After an early career in the army and bit of time working for an engineering firm Col. Crompton set up his own company in Chelmsford, Essex.  By the 1880s Crompton & Company was producing a variety of electrical items, including dynamos, switch gears and arc lamps, many of which Col. Crompton had helped to design.  This was very new technology.  Early electrical schemes tended to be limited to lighting large public buildings and Crompton worked on a number of these, for example at Kings Cross Station.

Col. Crompton had the imagination to recognize that electricity could transform the domestic environment, but only if electricity could be supplied in a reliable and safe way.  In 1887 Crompton built a power station at Kensington Court, an up-market housing development in London.   As with many new technological developments there were a few early adopters but most people took a while to catch on and it was decades before electricity became standard in ordinary homes.   The delay wasn’t simply down to the lack of infrastructure or the cost of electrical goods.   There were also anxieties to overcome.  During the early 20th century Col. Crompton helped to remove many of these obstacles, for instance he worked closely with the Electrical Association of Women, a group that explained the benefits of electricity in the home.

As for his toaster, it was called the Eclipse and produced in 1893.  It doesn’t sound like it was the most successful product.  It only toasted one side of the bread at a time and the heating elements tended to break, but you have to admire Col. Crompton’s vision.  To find out more about the history of toasters go to the on-line toaster museum.

Flash Freezing


This American food hero has had a significant impact on British shopping and eating habits but only since the 1950s when domestic freezers became more common.

Clarence Birdseye

Clarence Birdseye (1886-1956) was born New York and studied biology at Amherst College in Massachusetts.  For this story what is important is that between 1912 and 1916 he was working in Labrador, Newfoundland, a place at the top Eastern edge of Canada which gets extremely cold.His field journals from this period are held in the archives of Amherst College and reveal how he learnt about freezing food.  In Newfoundland he saw how the Inuit used the freezing conditions to preserve fresh fish and meat.  The arctic cold meant that things froze extremely fast and he concluded that it was the rapid freezing that meant the food tasted good months later.   Clarence thought he could make money out of this knowledge.
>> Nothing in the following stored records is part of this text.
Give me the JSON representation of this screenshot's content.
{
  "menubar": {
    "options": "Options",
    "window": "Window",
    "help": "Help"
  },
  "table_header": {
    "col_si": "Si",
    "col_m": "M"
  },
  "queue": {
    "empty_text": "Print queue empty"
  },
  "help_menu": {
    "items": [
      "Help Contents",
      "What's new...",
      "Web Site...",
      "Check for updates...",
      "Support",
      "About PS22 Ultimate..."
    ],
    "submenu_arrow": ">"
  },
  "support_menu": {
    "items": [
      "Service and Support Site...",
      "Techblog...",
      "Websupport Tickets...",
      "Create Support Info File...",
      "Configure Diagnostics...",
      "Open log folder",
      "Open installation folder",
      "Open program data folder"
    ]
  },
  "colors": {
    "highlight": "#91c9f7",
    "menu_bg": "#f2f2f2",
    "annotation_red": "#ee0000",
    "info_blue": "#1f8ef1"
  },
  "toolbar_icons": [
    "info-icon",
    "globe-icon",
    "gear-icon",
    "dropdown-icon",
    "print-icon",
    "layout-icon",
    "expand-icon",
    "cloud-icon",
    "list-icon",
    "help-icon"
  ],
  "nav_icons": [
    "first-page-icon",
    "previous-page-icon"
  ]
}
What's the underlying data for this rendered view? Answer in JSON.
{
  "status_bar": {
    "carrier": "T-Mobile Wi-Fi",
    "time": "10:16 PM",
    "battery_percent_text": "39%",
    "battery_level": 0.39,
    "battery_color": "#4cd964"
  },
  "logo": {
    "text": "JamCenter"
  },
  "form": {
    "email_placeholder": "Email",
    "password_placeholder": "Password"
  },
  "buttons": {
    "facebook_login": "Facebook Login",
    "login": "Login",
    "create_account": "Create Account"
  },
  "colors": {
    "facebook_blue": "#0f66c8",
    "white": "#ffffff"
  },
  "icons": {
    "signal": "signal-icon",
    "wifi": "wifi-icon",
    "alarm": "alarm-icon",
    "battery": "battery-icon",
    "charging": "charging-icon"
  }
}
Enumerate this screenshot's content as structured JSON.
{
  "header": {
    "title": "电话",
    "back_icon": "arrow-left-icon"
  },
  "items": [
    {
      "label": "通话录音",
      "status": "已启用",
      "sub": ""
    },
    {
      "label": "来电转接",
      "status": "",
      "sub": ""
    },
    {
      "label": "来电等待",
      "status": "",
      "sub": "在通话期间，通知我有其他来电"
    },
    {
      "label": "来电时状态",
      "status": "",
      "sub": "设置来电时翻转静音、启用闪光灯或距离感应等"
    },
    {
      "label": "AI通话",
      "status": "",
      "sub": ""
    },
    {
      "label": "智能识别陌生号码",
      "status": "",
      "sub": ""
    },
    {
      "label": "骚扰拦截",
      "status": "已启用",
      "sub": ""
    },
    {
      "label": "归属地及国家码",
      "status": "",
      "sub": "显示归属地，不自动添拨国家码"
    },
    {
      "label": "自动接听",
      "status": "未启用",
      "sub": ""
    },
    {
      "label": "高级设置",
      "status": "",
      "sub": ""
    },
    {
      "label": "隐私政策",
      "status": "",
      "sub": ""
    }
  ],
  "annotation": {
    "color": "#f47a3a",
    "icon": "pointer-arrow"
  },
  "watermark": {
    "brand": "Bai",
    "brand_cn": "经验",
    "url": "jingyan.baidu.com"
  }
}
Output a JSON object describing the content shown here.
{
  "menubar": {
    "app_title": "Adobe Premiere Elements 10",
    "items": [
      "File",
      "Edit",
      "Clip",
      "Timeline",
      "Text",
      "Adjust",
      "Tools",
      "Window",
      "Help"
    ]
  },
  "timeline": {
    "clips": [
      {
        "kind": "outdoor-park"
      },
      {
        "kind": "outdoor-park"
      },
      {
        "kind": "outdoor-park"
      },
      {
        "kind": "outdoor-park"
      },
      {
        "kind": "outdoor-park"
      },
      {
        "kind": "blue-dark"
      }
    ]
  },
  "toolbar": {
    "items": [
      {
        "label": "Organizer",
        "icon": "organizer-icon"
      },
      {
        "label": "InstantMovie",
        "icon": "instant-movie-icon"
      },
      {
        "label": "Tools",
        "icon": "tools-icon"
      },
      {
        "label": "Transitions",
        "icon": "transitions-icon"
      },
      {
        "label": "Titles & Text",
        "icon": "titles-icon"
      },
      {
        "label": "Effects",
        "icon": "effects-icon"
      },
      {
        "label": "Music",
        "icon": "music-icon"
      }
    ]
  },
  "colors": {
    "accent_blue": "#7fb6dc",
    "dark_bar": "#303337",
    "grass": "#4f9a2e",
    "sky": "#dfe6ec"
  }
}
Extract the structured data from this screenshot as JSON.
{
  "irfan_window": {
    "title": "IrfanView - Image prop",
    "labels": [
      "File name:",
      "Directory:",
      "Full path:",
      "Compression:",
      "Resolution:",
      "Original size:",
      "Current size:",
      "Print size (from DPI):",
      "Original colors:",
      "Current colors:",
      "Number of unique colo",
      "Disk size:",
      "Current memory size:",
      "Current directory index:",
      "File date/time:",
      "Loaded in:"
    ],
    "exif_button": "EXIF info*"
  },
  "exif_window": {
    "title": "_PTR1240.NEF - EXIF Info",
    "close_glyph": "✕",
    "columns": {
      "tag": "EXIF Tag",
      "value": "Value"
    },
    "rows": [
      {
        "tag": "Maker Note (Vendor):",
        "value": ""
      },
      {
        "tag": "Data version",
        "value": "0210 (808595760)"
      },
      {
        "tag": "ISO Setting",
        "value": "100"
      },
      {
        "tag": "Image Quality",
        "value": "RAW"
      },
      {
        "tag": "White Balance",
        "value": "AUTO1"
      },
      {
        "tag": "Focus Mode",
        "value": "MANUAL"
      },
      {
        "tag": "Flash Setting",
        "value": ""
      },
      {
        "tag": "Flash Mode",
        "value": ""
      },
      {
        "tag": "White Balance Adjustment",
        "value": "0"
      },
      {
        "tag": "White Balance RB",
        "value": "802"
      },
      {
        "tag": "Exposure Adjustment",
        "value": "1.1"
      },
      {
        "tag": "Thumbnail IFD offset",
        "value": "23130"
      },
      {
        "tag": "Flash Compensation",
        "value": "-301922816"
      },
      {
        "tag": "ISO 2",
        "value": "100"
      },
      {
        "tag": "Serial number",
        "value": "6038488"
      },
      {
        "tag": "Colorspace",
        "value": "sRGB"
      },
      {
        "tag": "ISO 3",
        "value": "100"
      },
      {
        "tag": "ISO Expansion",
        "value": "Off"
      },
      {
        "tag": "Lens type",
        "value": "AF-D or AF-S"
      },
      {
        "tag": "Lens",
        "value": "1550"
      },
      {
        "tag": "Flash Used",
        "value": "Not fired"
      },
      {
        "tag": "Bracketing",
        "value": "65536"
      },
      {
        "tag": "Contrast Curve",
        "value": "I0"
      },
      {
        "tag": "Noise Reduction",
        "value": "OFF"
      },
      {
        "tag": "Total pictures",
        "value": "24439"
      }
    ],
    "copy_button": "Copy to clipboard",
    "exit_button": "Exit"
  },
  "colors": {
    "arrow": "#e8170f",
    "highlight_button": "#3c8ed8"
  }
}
In the early 1920s he began experimenting with frozen fish.  At this time there were plenty of other people working on freezing technology but two things made Clarence’s efforts stand out.  First he developed a machine that could freeze food quickly, which gave the ice-crystals less time to grow and meant that the food was in better condition when it was defrosted.  Second, he packaged the frozen food into small waxed boxes, which were attractive to buyers.  This boosted the commercial success of Clarence’s frozen foods.  In 1929 he sold his firm and his patents, to organisations which later became the General Foods Corporation.  He continued to be involved, as a corporate executive until the late 1930s and his name lives on in the company brand.